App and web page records
☆ ☆ ☆

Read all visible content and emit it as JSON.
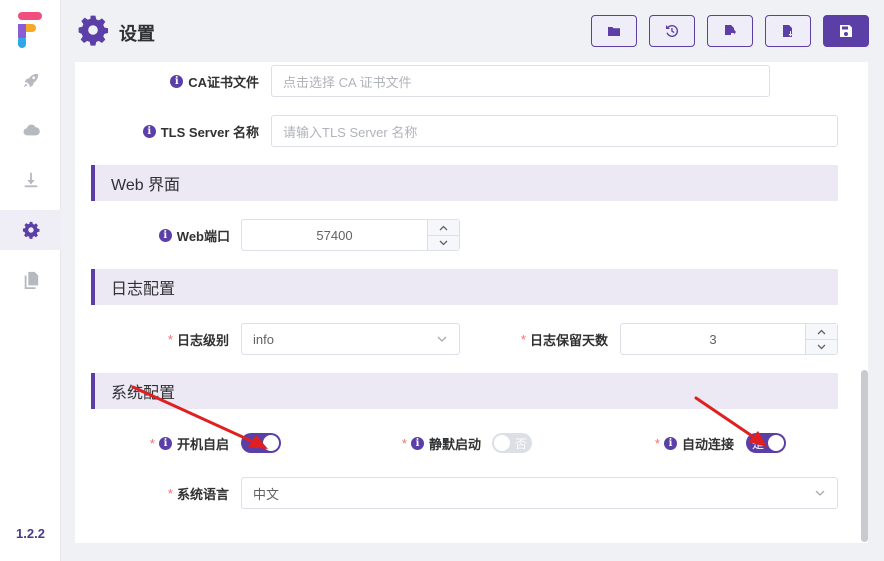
{
  "app": {
    "title": "设置",
    "version": "1.2.2"
  },
  "sidebar": {
    "items": [
      {
        "icon": "rocket-icon"
      },
      {
        "icon": "cloud-icon"
      },
      {
        "icon": "download-icon"
      },
      {
        "icon": "gear-icon",
        "active": true
      },
      {
        "icon": "file-icon"
      }
    ]
  },
  "toolbar": {
    "buttons": [
      "folder-icon",
      "history-icon",
      "file-export-icon",
      "file-import-icon",
      "save-icon"
    ]
  },
  "form": {
    "ca_cert": {
      "label": "CA证书文件",
      "placeholder": "点击选择 CA 证书文件"
    },
    "tls_server": {
      "label": "TLS Server 名称",
      "placeholder": "请输入TLS Server 名称"
    },
    "web_section": {
      "title": "Web 界面"
    },
    "web_port": {
      "label": "Web端口",
      "value": "57400"
    },
    "log_section": {
      "title": "日志配置"
    },
    "log_level": {
      "label": "日志级别",
      "value": "info"
    },
    "log_days": {
      "label": "日志保留天数",
      "value": "3"
    },
    "system_section": {
      "title": "系统配置"
    },
    "autostart": {
      "label": "开机自启",
      "on": true,
      "text": ""
    },
    "silent_start": {
      "label": "静默启动",
      "on": false,
      "text": "否"
    },
    "auto_connect": {
      "label": "自动连接",
      "on": true,
      "text": "是"
    },
    "language": {
      "label": "系统语言",
      "value": "中文"
    }
  },
  "colors": {
    "accent": "#5b3fa6",
    "required": "#f56c6c",
    "annotation_arrow": "#e02020"
  }
}
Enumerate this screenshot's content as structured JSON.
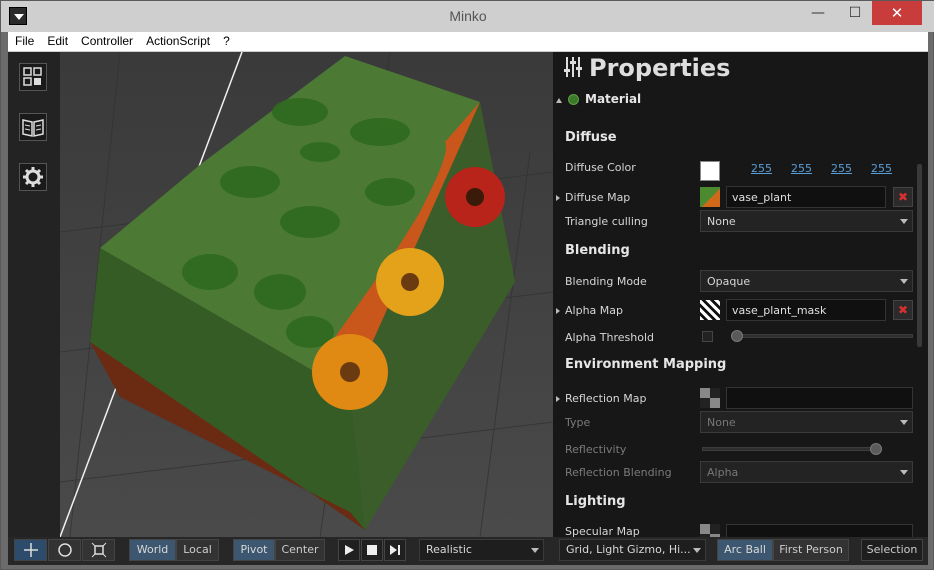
{
  "window": {
    "title": "Minko",
    "min": "—",
    "max": "☐",
    "close": "✕"
  },
  "menu": [
    {
      "label": "File"
    },
    {
      "label": "Edit"
    },
    {
      "label": "Controller"
    },
    {
      "label": "ActionScript"
    },
    {
      "label": "?"
    }
  ],
  "properties": {
    "title": "Properties",
    "material_label": "Material",
    "diffuse": {
      "section": "Diffuse",
      "color_label": "Diffuse Color",
      "color": [
        "255",
        "255",
        "255",
        "255"
      ],
      "map_label": "Diffuse Map",
      "map_value": "vase_plant",
      "culling_label": "Triangle culling",
      "culling_value": "None"
    },
    "blending": {
      "section": "Blending",
      "mode_label": "Blending Mode",
      "mode_value": "Opaque",
      "alpha_map_label": "Alpha Map",
      "alpha_map_value": "vase_plant_mask",
      "threshold_label": "Alpha Threshold",
      "threshold_level": 0
    },
    "environment": {
      "section": "Environment Mapping",
      "reflection_map_label": "Reflection Map",
      "reflection_map_value": "",
      "type_label": "Type",
      "type_value": "None",
      "reflectivity_label": "Reflectivity",
      "reflectivity_level": 1,
      "reflection_blending_label": "Reflection Blending",
      "reflection_blending_value": "Alpha"
    },
    "lighting": {
      "section": "Lighting",
      "specular_map_label": "Specular Map"
    }
  },
  "toolbar": {
    "world": "World",
    "local": "Local",
    "pivot": "Pivot",
    "center": "Center",
    "render_mode": "Realistic",
    "display": "Grid, Light Gizmo, Hi...",
    "arc_ball": "Arc Ball",
    "first_person": "First Person",
    "selection": "Selection"
  },
  "colors": {
    "accent": "#3d5770",
    "close": "#c83c3c",
    "link": "#5b9fd8",
    "delete": "#d83030"
  }
}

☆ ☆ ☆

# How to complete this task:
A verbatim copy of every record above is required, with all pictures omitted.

# Response:
Read all visible content and emit it as JSON.
{
  "app": {
    "title": "设置",
    "version": "1.2.2"
  },
  "sidebar": {
    "items": [
      {
        "icon": "rocket-icon"
      },
      {
        "icon": "cloud-icon"
      },
      {
        "icon": "download-icon"
      },
      {
        "icon": "gear-icon",
        "active": true
      },
      {
        "icon": "file-icon"
      }
    ]
  },
  "toolbar": {
    "buttons": [
      "folder-icon",
      "history-icon",
      "file-export-icon",
      "file-import-icon",
      "save-icon"
    ]
  },
  "form": {
    "ca_cert": {
      "label": "CA证书文件",
      "placeholder": "点击选择 CA 证书文件"
    },
    "tls_server": {
      "label": "TLS Server 名称",
      "placeholder": "请输入TLS Server 名称"
    },
    "web_section": {
      "title": "Web 界面"
    },
    "web_port": {
      "label": "Web端口",
      "value": "57400"
    },
    "log_section": {
      "title": "日志配置"
    },
    "log_level": {
      "label": "日志级别",
      "value": "info"
    },
    "log_days": {
      "label": "日志保留天数",
      "value": "3"
    },
    "system_section": {
      "title": "系统配置"
    },
    "autostart": {
      "label": "开机自启",
      "on": true,
      "text": ""
    },
    "silent_start": {
      "label": "静默启动",
      "on": false,
      "text": "否"
    },
    "auto_connect": {
      "label": "自动连接",
      "on": true,
      "text": "是"
    },
    "language": {
      "label": "系统语言",
      "value": "中文"
    }
  },
  "colors": {
    "accent": "#5b3fa6",
    "required": "#f56c6c",
    "annotation_arrow": "#e02020"
  }
}
Enumerate this screenshot's content as structured JSON.
{
  "window": {
    "title": "Minko",
    "min": "—",
    "max": "☐",
    "close": "✕"
  },
  "menu": [
    {
      "label": "File"
    },
    {
      "label": "Edit"
    },
    {
      "label": "Controller"
    },
    {
      "label": "ActionScript"
    },
    {
      "label": "?"
    }
  ],
  "properties": {
    "title": "Properties",
    "material_label": "Material",
    "diffuse": {
      "section": "Diffuse",
      "color_label": "Diffuse Color",
      "color": [
        "255",
        "255",
        "255",
        "255"
      ],
      "map_label": "Diffuse Map",
      "map_value": "vase_plant",
      "culling_label": "Triangle culling",
      "culling_value": "None"
    },
    "blending": {
      "section": "Blending",
      "mode_label": "Blending Mode",
      "mode_value": "Opaque",
      "alpha_map_label": "Alpha Map",
      "alpha_map_value": "vase_plant_mask",
      "threshold_label": "Alpha Threshold",
      "threshold_level": 0
    },
    "environment": {
      "section": "Environment Mapping",
      "reflection_map_label": "Reflection Map",
      "reflection_map_value": "",
      "type_label": "Type",
      "type_value": "None",
      "reflectivity_label": "Reflectivity",
      "reflectivity_level": 1,
      "reflection_blending_label": "Reflection Blending",
      "reflection_blending_value": "Alpha"
    },
    "lighting": {
      "section": "Lighting",
      "specular_map_label": "Specular Map"
    }
  },
  "toolbar": {
    "world": "World",
    "local": "Local",
    "pivot": "Pivot",
    "center": "Center",
    "render_mode": "Realistic",
    "display": "Grid, Light Gizmo, Hi...",
    "arc_ball": "Arc Ball",
    "first_person": "First Person",
    "selection": "Selection"
  },
  "colors": {
    "accent": "#3d5770",
    "close": "#c83c3c",
    "link": "#5b9fd8",
    "delete": "#d83030"
  }
}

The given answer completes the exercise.